::: EXCERPTED RECORDS :::

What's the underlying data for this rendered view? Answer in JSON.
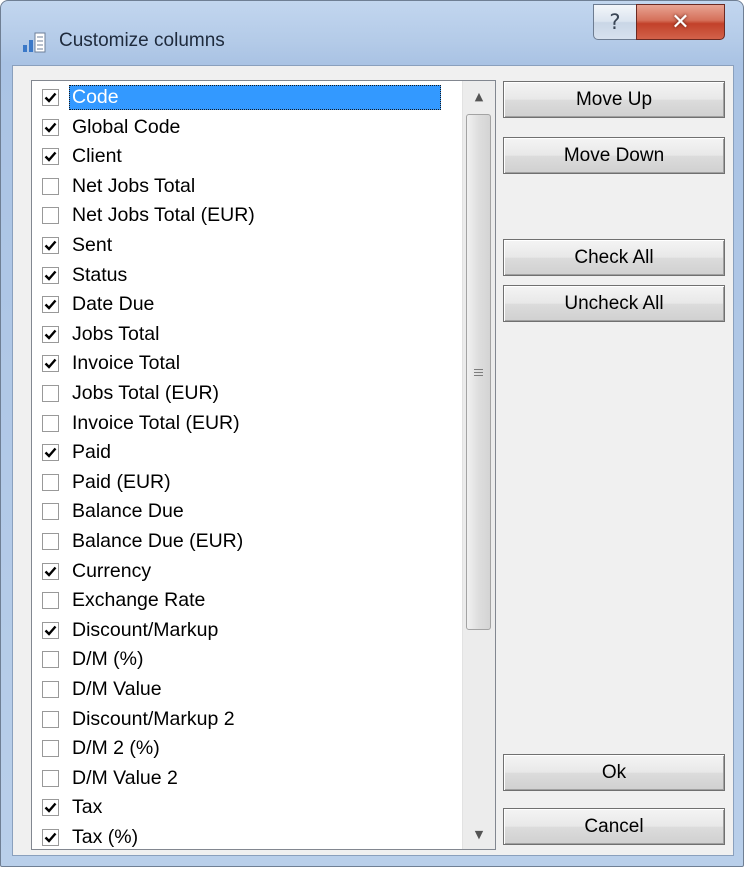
{
  "window": {
    "title": "Customize columns",
    "help_glyph": "?",
    "close_glyph": "✕"
  },
  "columns": [
    {
      "label": "Code",
      "checked": true,
      "selected": true
    },
    {
      "label": "Global Code",
      "checked": true
    },
    {
      "label": "Client",
      "checked": true
    },
    {
      "label": "Net Jobs Total",
      "checked": false
    },
    {
      "label": "Net Jobs Total (EUR)",
      "checked": false
    },
    {
      "label": "Sent",
      "checked": true
    },
    {
      "label": "Status",
      "checked": true
    },
    {
      "label": "Date Due",
      "checked": true
    },
    {
      "label": "Jobs Total",
      "checked": true
    },
    {
      "label": "Invoice Total",
      "checked": true
    },
    {
      "label": "Jobs Total (EUR)",
      "checked": false
    },
    {
      "label": "Invoice Total (EUR)",
      "checked": false
    },
    {
      "label": "Paid",
      "checked": true
    },
    {
      "label": "Paid (EUR)",
      "checked": false
    },
    {
      "label": "Balance Due",
      "checked": false
    },
    {
      "label": "Balance Due (EUR)",
      "checked": false
    },
    {
      "label": "Currency",
      "checked": true
    },
    {
      "label": "Exchange Rate",
      "checked": false
    },
    {
      "label": "Discount/Markup",
      "checked": true
    },
    {
      "label": "D/M (%)",
      "checked": false
    },
    {
      "label": "D/M Value",
      "checked": false
    },
    {
      "label": "Discount/Markup 2",
      "checked": false
    },
    {
      "label": "D/M 2 (%)",
      "checked": false
    },
    {
      "label": "D/M Value 2",
      "checked": false
    },
    {
      "label": "Tax",
      "checked": true
    },
    {
      "label": "Tax (%)",
      "checked": true
    }
  ],
  "buttons": {
    "move_up": "Move Up",
    "move_down": "Move Down",
    "check_all": "Check All",
    "uncheck_all": "Uncheck All",
    "ok": "Ok",
    "cancel": "Cancel"
  },
  "icons": {
    "title": "columns-icon",
    "help": "help-icon",
    "close": "close-icon",
    "scroll_up": "scroll-up-arrow-icon",
    "scroll_down": "scroll-down-arrow-icon",
    "grip": "scroll-grip-icon"
  },
  "colors": {
    "selection": "#3399ff",
    "close_button": "#c2412a",
    "title_bar": "#b4cbe8"
  }
}
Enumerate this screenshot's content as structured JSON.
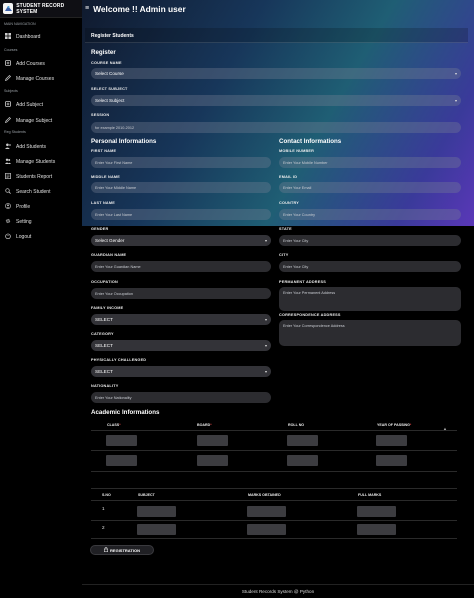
{
  "brand": {
    "title": "STUDENT RECORD SYSTEM"
  },
  "header": {
    "title": "Welcome !! Admin user"
  },
  "sidebar": {
    "sections": [
      {
        "label": "MAIN NAVIGATION"
      },
      {
        "label": "Courses"
      },
      {
        "label": "Subjects"
      },
      {
        "label": "Reg Students"
      }
    ],
    "items": [
      {
        "label": "Dashboard",
        "icon": "dashboard-icon"
      },
      {
        "label": "Add Courses",
        "icon": "add-icon"
      },
      {
        "label": "Manage Courses",
        "icon": "manage-icon"
      },
      {
        "label": "Add Subject",
        "icon": "add-icon"
      },
      {
        "label": "Manage Subject",
        "icon": "manage-icon"
      },
      {
        "label": "Add Students",
        "icon": "add-user-icon"
      },
      {
        "label": "Manage Students",
        "icon": "users-icon"
      },
      {
        "label": "Students Report",
        "icon": "report-icon"
      },
      {
        "label": "Search Student",
        "icon": "search-icon"
      },
      {
        "label": "Profile",
        "icon": "profile-icon"
      },
      {
        "label": "Setting",
        "icon": "gear-icon"
      },
      {
        "label": "Logout",
        "icon": "logout-icon"
      }
    ]
  },
  "panel": {
    "title": "Register Students"
  },
  "form": {
    "register_heading": "Register",
    "course": {
      "label": "COURSE NAME",
      "value": "Select Course"
    },
    "subject": {
      "label": "SELECT SUBJECT",
      "value": "Select Subject"
    },
    "session": {
      "label": "SESSION",
      "placeholder": "for example 2010-2012"
    },
    "personal_heading": "Personal Informations",
    "contact_heading": "Contact Informations",
    "first_name": {
      "label": "FIRST NAME",
      "placeholder": "Enter Your First Name"
    },
    "middle_name": {
      "label": "MIDDLE NAME",
      "placeholder": "Enter Your Middle Name"
    },
    "last_name": {
      "label": "LAST NAME",
      "placeholder": "Enter Your Last Name"
    },
    "gender": {
      "label": "GENDER",
      "value": "Select Gender"
    },
    "guardian": {
      "label": "GUARDIAN NAME",
      "placeholder": "Enter Your Guardian Name"
    },
    "occupation": {
      "label": "OCCUPATION",
      "placeholder": "Enter Your Occupation"
    },
    "income": {
      "label": "FAMILY INCOME",
      "value": "SELECT"
    },
    "category": {
      "label": "CATEGORY",
      "value": "SELECT"
    },
    "challenged": {
      "label": "PHYSICALLY CHALLENGED",
      "value": "SELECT"
    },
    "nationality": {
      "label": "NATIONALITY",
      "placeholder": "Enter Your Nationality"
    },
    "mobile": {
      "label": "MOBILE NUMBER",
      "placeholder": "Enter Your Mobile Number"
    },
    "email": {
      "label": "EMAIL ID",
      "placeholder": "Enter Your Email"
    },
    "country": {
      "label": "COUNTRY",
      "placeholder": "Enter Your Country"
    },
    "state": {
      "label": "STATE",
      "placeholder": "Enter Your City"
    },
    "city": {
      "label": "CITY",
      "placeholder": "Enter Your City"
    },
    "permanent": {
      "label": "PERMANENT ADDRESS",
      "placeholder": "Enter Your Permanent Address"
    },
    "correspondence": {
      "label": "CORRESPONDENCE ADDRESS",
      "placeholder": "Enter Your Correspondence Address"
    }
  },
  "academic": {
    "heading": "Academic Informations",
    "columns": [
      "CLASS",
      "BOARD",
      "ROLL NO",
      "YEAR OF PASSING"
    ],
    "required_mark": "*"
  },
  "subjects_table": {
    "columns": [
      "S.NO",
      "SUBJECT",
      "MARKS OBTAINED",
      "FULL MARKS"
    ],
    "rows": [
      "1",
      "2"
    ]
  },
  "submit": {
    "label": "REGISTRATION",
    "icon": "lock-icon"
  },
  "footer": {
    "text": "Student Records System @ Python"
  }
}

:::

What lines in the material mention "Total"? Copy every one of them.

◆ **TASK OUTPUT**
      "label": "Net Jobs Total",
      "label": "Net Jobs Total (EUR)",
      "label": "Jobs Total",
      "label": "Invoice Total",
      "label": "Jobs Total (EUR)",
      "label": "Invoice Total (EUR)",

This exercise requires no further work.